Government officials chose the Trinity Test Site because it was remote, flat and had predictable winds. Due to the secret nature of the project, residents in surrounding areas were not warned.
The Tularosa Basin was home to a rural population that lived off the land by raising livestock and tending to gardens and farms. They drew water from cisterns and holding ponds. They had no idea that the fine ash that settled on everything in the days following the explosion was from the world's first atomic blast.
The government initially tried to hide it, saying that an explosion at a munitions dump caused the rumble and bright light, which could be seen more than 160 miles (257 kilometers) away.
It wasn't until the U.S. dropped bombs on Japan weeks later that New Mexico residents realized what they had witnessed.
According to the Manhattan Project National Historical Park, large amounts of radiation shot up into the atmosphere and fallout descended over an area about 250 miles (402 kilometers) long and 200 miles (322 kilometers) wide. Scientists tracked part of the fallout pattern as far as the Atlantic Ocean, but the greatest concentration settled about 30 miles (48 kilometers) from the test site.
For Cordova and younger generations who are dealing with cancer, the lack of acknowledgement by the government and those involved with the film is inexcusable.
"We were left here to live with the consequences," Cordova said. "And they'll over-glorify the science and the scientists and make no mention of us. And you know what? Shame on them."
In Los Alamos, more than 200 miles (321 kilometers) north of the Tularosa Basin, reaction to the film has been much different.

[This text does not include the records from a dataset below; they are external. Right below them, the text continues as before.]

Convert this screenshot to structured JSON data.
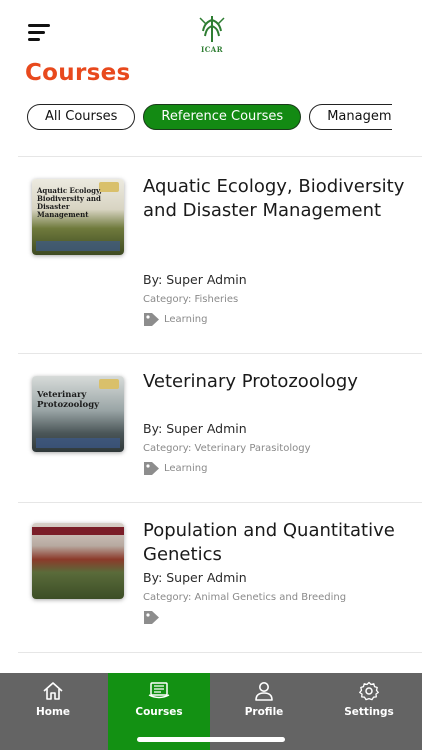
{
  "header": {
    "logo_text": "ICAR",
    "title": "Courses"
  },
  "tabs": [
    {
      "label": "All Courses",
      "active": false
    },
    {
      "label": "Reference Courses",
      "active": true
    },
    {
      "label": "Management",
      "active": false
    }
  ],
  "courses": [
    {
      "title": "Aquatic Ecology, Biodiversity and Disaster Management",
      "author": "By: Super Admin",
      "category": "Category: Fisheries",
      "tag": "Learning",
      "thumb_title": "Aquatic Ecology, Biodiversity and Disaster Management"
    },
    {
      "title": "Veterinary Protozoology",
      "author": "By: Super Admin",
      "category": "Category: Veterinary Parasitology",
      "tag": "Learning",
      "thumb_title": "Veterinary Protozoology"
    },
    {
      "title": "Population and Quantitative Genetics",
      "author": "By: Super Admin",
      "category": "Category: Animal Genetics and Breeding",
      "tag": "",
      "thumb_title": ""
    }
  ],
  "bottom_nav": [
    {
      "label": "Home",
      "icon": "home-icon",
      "active": false
    },
    {
      "label": "Courses",
      "icon": "book-icon",
      "active": true
    },
    {
      "label": "Profile",
      "icon": "user-icon",
      "active": false
    },
    {
      "label": "Settings",
      "icon": "gear-icon",
      "active": false
    }
  ],
  "colors": {
    "title_accent": "#e8491d",
    "active_green": "#139113",
    "nav_background": "#646464"
  }
}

The legacy of Oppenheimer and the Manhattan Project means Los Alamos is home to one of the nation's premier national laboratories and has the highest percentage of people with doctorate degrees in the U.S.

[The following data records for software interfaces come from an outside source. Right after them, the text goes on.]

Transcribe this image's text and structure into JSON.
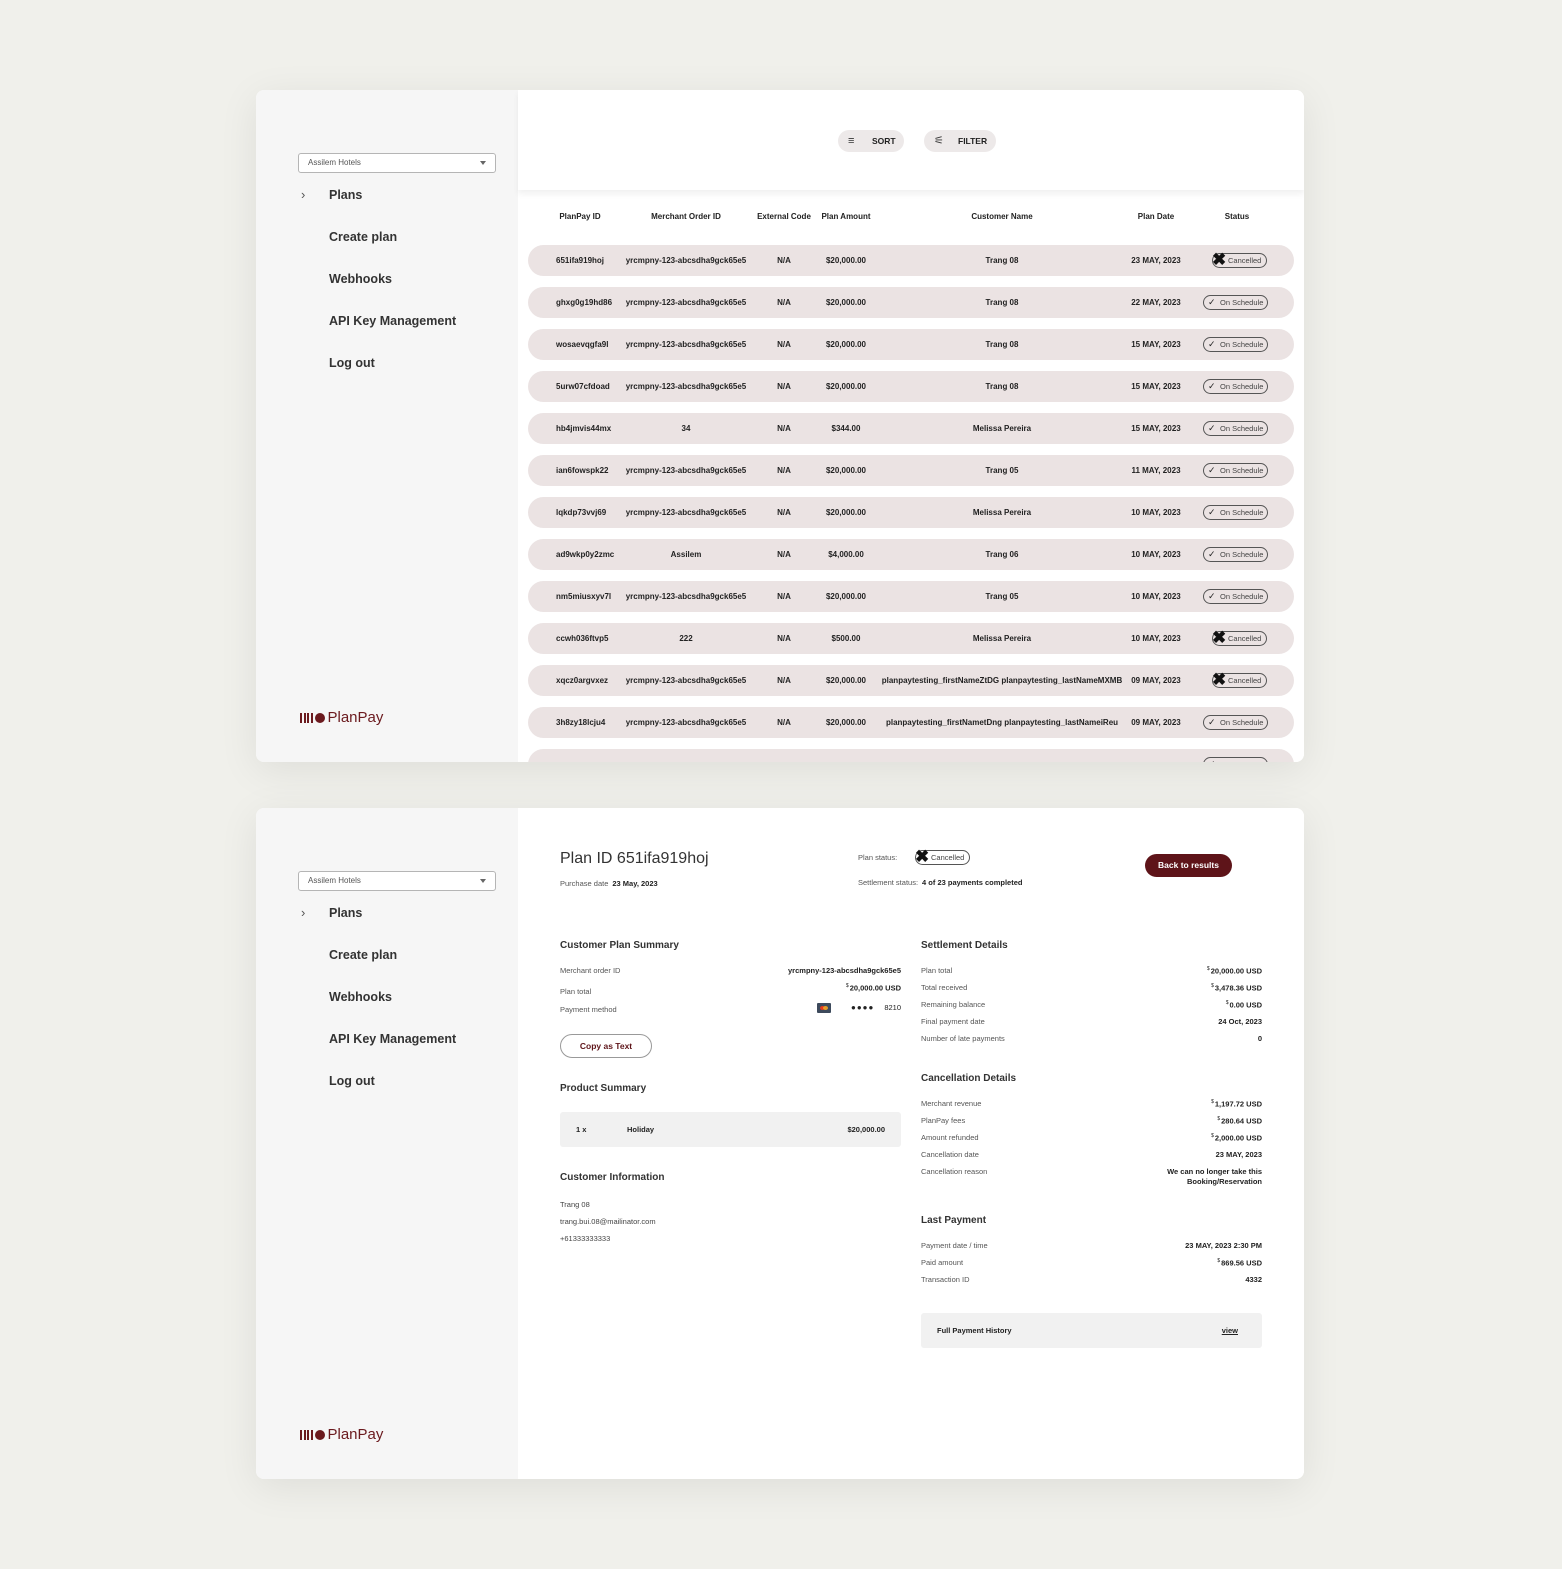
{
  "brand": {
    "name": "PlanPay",
    "color": "#6b1a1e",
    "accent_dark": "#5e1419"
  },
  "sidebar": {
    "org_select": {
      "value": "Assilem Hotels"
    },
    "items": [
      {
        "label": "Plans",
        "expandable": true
      },
      {
        "label": "Create plan"
      },
      {
        "label": "Webhooks"
      },
      {
        "label": "API Key Management"
      },
      {
        "label": "Log out"
      }
    ]
  },
  "list_view": {
    "toolbar": {
      "sort_label": "SORT",
      "filter_label": "FILTER"
    },
    "columns": [
      "PlanPay ID",
      "Merchant Order ID",
      "External Code",
      "Plan Amount",
      "Customer Name",
      "Plan Date",
      "Status"
    ],
    "rows": [
      {
        "id": "651ifa919hoj",
        "merchant_order_id": "yrcmpny-123-abcsdha9gck65e5",
        "external_code": "N/A",
        "amount": "$20,000.00",
        "customer": "Trang 08",
        "date": "23 MAY, 2023",
        "status": "Cancelled"
      },
      {
        "id": "ghxg0g19hd86",
        "merchant_order_id": "yrcmpny-123-abcsdha9gck65e5",
        "external_code": "N/A",
        "amount": "$20,000.00",
        "customer": "Trang 08",
        "date": "22 MAY, 2023",
        "status": "On Schedule"
      },
      {
        "id": "wosaevqgfa9l",
        "merchant_order_id": "yrcmpny-123-abcsdha9gck65e5",
        "external_code": "N/A",
        "amount": "$20,000.00",
        "customer": "Trang 08",
        "date": "15 MAY, 2023",
        "status": "On Schedule"
      },
      {
        "id": "5urw07cfdoad",
        "merchant_order_id": "yrcmpny-123-abcsdha9gck65e5",
        "external_code": "N/A",
        "amount": "$20,000.00",
        "customer": "Trang 08",
        "date": "15 MAY, 2023",
        "status": "On Schedule"
      },
      {
        "id": "hb4jmvis44mx",
        "merchant_order_id": "34",
        "external_code": "N/A",
        "amount": "$344.00",
        "customer": "Melissa Pereira",
        "date": "15 MAY, 2023",
        "status": "On Schedule"
      },
      {
        "id": "ian6fowspk22",
        "merchant_order_id": "yrcmpny-123-abcsdha9gck65e5",
        "external_code": "N/A",
        "amount": "$20,000.00",
        "customer": "Trang 05",
        "date": "11 MAY, 2023",
        "status": "On Schedule"
      },
      {
        "id": "lqkdp73vvj69",
        "merchant_order_id": "yrcmpny-123-abcsdha9gck65e5",
        "external_code": "N/A",
        "amount": "$20,000.00",
        "customer": "Melissa Pereira",
        "date": "10 MAY, 2023",
        "status": "On Schedule"
      },
      {
        "id": "ad9wkp0y2zmc",
        "merchant_order_id": "Assilem",
        "external_code": "N/A",
        "amount": "$4,000.00",
        "customer": "Trang 06",
        "date": "10 MAY, 2023",
        "status": "On Schedule"
      },
      {
        "id": "nm5miusxyv7l",
        "merchant_order_id": "yrcmpny-123-abcsdha9gck65e5",
        "external_code": "N/A",
        "amount": "$20,000.00",
        "customer": "Trang 05",
        "date": "10 MAY, 2023",
        "status": "On Schedule"
      },
      {
        "id": "ccwh036ftvp5",
        "merchant_order_id": "222",
        "external_code": "N/A",
        "amount": "$500.00",
        "customer": "Melissa Pereira",
        "date": "10 MAY, 2023",
        "status": "Cancelled"
      },
      {
        "id": "xqcz0argvxez",
        "merchant_order_id": "yrcmpny-123-abcsdha9gck65e5",
        "external_code": "N/A",
        "amount": "$20,000.00",
        "customer": "planpaytesting_firstNameZtDG planpaytesting_lastNameMXMB",
        "date": "09 MAY, 2023",
        "status": "Cancelled"
      },
      {
        "id": "3h8zy18lcju4",
        "merchant_order_id": "yrcmpny-123-abcsdha9gck65e5",
        "external_code": "N/A",
        "amount": "$20,000.00",
        "customer": "planpaytesting_firstNametDng planpaytesting_lastNameiReu",
        "date": "09 MAY, 2023",
        "status": "On Schedule"
      },
      {
        "id": "",
        "merchant_order_id": "",
        "external_code": "",
        "amount": "",
        "customer": "",
        "date": "",
        "status": "On Schedule",
        "partial": true
      }
    ]
  },
  "detail_view": {
    "plan_id_prefix": "Plan ID",
    "plan_id": "651ifa919hoj",
    "title": "Plan ID 651ifa919hoj",
    "purchase_date_label": "Purchase date",
    "purchase_date": "23 May, 2023",
    "plan_status_label": "Plan status:",
    "plan_status": "Cancelled",
    "settlement_status_label": "Settlement status:",
    "settlement_status": "4 of 23 payments completed",
    "back_button": "Back to results",
    "customer_plan_summary": {
      "title": "Customer Plan Summary",
      "merchant_order_id_label": "Merchant order ID",
      "merchant_order_id": "yrcmpny-123-abcsdha9gck65e5",
      "plan_total_label": "Plan total",
      "plan_total_currency": "$",
      "plan_total": "20,000.00 USD",
      "payment_method_label": "Payment method",
      "payment_method_icon": "mastercard-icon",
      "payment_method_mask": "●●●●",
      "payment_method_last4": "8210",
      "copy_button": "Copy as Text"
    },
    "product_summary": {
      "title": "Product Summary",
      "items": [
        {
          "qty": "1 x",
          "name": "Holiday",
          "price": "$20,000.00"
        }
      ]
    },
    "customer_information": {
      "title": "Customer Information",
      "name": "Trang 08",
      "email": "trang.bui.08@mailinator.com",
      "phone": "+61333333333"
    },
    "settlement_details": {
      "title": "Settlement Details",
      "rows": [
        {
          "label": "Plan total",
          "currency": "$",
          "value": "20,000.00 USD"
        },
        {
          "label": "Total received",
          "currency": "$",
          "value": "3,478.36 USD"
        },
        {
          "label": "Remaining balance",
          "currency": "$",
          "value": "0.00 USD"
        },
        {
          "label": "Final payment date",
          "currency": "",
          "value": "24 Oct, 2023"
        },
        {
          "label": "Number of late payments",
          "currency": "",
          "value": "0"
        }
      ]
    },
    "cancellation_details": {
      "title": "Cancellation Details",
      "rows": [
        {
          "label": "Merchant revenue",
          "currency": "$",
          "value": "1,197.72 USD"
        },
        {
          "label": "PlanPay fees",
          "currency": "$",
          "value": "280.64 USD"
        },
        {
          "label": "Amount refunded",
          "currency": "$",
          "value": "2,000.00 USD"
        },
        {
          "label": "Cancellation date",
          "currency": "",
          "value": "23 MAY, 2023"
        },
        {
          "label": "Cancellation reason",
          "currency": "",
          "value": "We can no longer take this Booking/Reservation"
        }
      ]
    },
    "last_payment": {
      "title": "Last Payment",
      "rows": [
        {
          "label": "Payment date / time",
          "currency": "",
          "value": "23 MAY, 2023 2:30 PM"
        },
        {
          "label": "Paid amount",
          "currency": "$",
          "value": "869.56 USD"
        },
        {
          "label": "Transaction ID",
          "currency": "",
          "value": "4332"
        }
      ]
    },
    "full_payment_history": {
      "label": "Full Payment History",
      "link": "view"
    }
  }
}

Oppenheimer Drive cuts through the heart of Los Alamos, Hoppenheimer IPA is on tap at a local brewery and the physicist is the focus of an exhibit at the science museum, where some of his handwritten notes and ID card are displayed.
The city is hosting an Oppenheimer Festival that starts Thursday and runs through the end of July.
About 200 extras used in the film were locals, many of them Los Alamos National Laboratory employees.
During breaks, conversations among the extras centered on science and world problems, said Kelly Stewart, who works with Los Alamos County's economic development division and was the film liaison when Nolan and his crew were on location at historic sites around town.
There's a pride that's woven into the town's DNA, Stewart said, and it revolves around the lab's work to address national security and global concerns.
The goal is to position Los Alamos as a place where people can begin to learn "the true stories" behind the events depicted in the film, Stewart said.
The county's "Project Oppenheimer" effort began in early 2023 and has included forums, documentaries, art installations and exhibits to educate visitors about the science happening at the lab as well as the social implications of the Manhattan Project.
A special area will be set up during the festival where people can discuss the movie after seeing it.
She believes efforts to help people understand the community's history will continue.
"There's a huge interest here in our own community to keep revisiting that and discussing it," she said.